OCULAR MOTOR PALSIES In complete third nerve paralysis, there is ptosis with a divergent and slightly depressed eye. Extraocular movements are restricted in all directions except laterally (preserved lateral rectus function). Intact fourth nerve (superior oblique) function is detected by the presence of inward rotation on attempted depression of the eye. Pupillary involvement (relatively dilated pupil that does not constrict normally to light) is an important sign differentiating “surgical,” including traumatic, from “medical” causes of isolated third nerve palsy. Compressive lesions of the third nerve—eg, aneurysm of the posterior communicating artery and uncal herniation due to a supratentorial mass lesion—characteristically have pupillary involvement. Patients with painful acute isolated third nerve palsy and pupillary involvement should be assumed to have a

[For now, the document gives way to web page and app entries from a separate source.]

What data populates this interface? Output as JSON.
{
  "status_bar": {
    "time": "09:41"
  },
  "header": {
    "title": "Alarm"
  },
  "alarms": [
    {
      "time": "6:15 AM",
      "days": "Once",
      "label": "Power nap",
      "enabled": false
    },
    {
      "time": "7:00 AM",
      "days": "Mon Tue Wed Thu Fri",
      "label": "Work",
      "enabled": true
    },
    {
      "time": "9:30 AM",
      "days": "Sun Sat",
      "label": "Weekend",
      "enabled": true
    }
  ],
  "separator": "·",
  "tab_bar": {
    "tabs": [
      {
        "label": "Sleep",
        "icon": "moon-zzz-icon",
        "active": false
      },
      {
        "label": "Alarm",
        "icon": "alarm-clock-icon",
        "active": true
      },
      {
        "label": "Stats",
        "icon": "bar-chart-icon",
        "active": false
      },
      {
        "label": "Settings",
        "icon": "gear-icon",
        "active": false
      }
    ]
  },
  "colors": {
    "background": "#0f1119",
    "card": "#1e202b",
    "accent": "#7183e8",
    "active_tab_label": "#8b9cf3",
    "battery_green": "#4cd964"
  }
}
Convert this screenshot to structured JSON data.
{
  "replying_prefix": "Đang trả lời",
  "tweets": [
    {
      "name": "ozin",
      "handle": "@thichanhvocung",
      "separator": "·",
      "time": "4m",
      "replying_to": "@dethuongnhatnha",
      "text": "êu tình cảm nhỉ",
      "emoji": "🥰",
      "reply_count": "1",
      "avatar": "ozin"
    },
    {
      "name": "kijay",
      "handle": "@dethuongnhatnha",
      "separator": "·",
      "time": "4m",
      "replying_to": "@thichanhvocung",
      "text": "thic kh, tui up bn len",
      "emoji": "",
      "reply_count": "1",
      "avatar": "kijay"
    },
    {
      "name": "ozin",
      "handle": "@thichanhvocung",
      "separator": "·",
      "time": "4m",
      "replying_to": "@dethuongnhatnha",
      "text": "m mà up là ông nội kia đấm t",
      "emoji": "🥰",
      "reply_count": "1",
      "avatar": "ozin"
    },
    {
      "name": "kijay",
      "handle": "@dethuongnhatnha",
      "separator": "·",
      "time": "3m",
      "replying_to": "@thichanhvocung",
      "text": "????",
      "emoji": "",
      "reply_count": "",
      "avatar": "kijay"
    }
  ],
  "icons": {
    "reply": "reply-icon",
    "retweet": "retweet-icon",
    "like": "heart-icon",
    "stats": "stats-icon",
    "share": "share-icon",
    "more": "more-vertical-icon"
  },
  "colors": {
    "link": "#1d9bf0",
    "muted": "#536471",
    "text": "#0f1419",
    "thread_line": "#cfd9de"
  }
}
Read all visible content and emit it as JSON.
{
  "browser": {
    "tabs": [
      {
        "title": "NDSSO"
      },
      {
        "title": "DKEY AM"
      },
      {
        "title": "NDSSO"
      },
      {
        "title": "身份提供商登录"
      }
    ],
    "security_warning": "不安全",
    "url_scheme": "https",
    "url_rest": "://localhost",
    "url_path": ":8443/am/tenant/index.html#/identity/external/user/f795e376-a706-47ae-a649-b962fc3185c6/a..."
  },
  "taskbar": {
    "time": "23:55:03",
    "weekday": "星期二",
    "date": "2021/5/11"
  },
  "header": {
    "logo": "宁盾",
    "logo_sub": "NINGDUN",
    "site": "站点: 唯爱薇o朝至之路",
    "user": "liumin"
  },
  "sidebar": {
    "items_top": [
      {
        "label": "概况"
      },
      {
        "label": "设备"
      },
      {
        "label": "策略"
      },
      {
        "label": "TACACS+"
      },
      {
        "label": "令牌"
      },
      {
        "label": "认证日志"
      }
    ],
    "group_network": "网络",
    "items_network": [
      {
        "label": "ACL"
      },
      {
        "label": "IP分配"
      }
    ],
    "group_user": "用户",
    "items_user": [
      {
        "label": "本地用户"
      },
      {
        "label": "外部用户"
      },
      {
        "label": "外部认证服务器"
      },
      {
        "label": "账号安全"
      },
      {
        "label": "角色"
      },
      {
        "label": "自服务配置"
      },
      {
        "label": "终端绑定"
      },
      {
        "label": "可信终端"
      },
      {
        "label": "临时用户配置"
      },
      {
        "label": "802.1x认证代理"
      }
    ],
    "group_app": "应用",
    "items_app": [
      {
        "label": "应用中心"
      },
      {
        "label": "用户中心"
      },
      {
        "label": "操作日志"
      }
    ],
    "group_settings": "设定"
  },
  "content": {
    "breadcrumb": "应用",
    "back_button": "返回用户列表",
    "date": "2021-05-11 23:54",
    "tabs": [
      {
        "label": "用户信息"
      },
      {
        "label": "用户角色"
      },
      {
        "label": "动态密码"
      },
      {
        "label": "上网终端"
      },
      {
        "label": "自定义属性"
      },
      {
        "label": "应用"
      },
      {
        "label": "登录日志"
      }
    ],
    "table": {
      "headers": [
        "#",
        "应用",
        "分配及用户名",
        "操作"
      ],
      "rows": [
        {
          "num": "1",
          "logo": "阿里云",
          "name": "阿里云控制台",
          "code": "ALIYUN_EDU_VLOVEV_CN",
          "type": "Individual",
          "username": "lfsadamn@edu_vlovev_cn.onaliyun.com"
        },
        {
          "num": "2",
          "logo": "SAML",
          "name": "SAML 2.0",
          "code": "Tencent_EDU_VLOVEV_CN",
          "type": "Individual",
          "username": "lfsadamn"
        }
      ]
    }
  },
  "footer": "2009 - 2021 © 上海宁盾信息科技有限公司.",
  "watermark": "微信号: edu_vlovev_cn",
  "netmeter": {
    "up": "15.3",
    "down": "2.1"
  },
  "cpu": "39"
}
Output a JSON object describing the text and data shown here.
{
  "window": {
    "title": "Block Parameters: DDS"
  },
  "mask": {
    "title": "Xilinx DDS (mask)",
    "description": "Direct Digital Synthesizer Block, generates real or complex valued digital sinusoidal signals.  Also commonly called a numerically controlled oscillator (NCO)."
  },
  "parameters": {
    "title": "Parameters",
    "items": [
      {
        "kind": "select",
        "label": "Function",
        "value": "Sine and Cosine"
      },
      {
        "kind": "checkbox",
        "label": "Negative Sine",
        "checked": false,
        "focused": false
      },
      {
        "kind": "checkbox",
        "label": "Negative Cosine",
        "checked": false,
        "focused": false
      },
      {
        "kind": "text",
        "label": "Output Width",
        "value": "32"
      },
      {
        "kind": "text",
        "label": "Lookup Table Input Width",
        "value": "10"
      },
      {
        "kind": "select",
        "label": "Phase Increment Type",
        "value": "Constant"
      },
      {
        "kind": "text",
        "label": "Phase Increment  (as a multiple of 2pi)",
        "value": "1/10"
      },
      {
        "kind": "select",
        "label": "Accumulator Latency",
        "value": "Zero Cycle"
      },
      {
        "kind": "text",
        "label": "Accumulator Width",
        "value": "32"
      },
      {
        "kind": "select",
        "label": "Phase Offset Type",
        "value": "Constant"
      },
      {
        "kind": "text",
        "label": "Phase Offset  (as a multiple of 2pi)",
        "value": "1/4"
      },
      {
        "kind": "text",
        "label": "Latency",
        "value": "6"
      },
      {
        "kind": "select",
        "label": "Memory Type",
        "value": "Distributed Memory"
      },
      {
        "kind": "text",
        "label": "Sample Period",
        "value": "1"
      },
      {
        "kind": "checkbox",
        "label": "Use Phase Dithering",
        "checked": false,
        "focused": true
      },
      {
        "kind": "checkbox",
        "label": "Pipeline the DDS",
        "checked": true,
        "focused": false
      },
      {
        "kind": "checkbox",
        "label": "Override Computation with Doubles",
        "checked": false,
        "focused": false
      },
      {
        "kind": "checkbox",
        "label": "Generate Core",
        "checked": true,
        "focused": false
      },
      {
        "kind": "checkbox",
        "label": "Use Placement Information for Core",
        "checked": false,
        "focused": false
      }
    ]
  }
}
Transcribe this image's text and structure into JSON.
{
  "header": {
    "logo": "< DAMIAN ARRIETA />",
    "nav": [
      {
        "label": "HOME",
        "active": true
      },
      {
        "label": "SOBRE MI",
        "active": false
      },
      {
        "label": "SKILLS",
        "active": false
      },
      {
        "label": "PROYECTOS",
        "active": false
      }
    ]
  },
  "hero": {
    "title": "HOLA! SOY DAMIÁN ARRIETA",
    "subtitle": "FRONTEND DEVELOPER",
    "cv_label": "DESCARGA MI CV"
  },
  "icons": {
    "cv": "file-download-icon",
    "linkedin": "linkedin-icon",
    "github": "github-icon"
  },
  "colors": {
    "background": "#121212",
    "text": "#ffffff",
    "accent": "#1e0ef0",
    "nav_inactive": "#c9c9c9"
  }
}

DISORDERS OF THE EYES & LIDS posterior communicating artery aneurysm until this has been excluded. Pituitary apoplexy is a rarer cause. Medical causes of isolated third nerve palsy include diab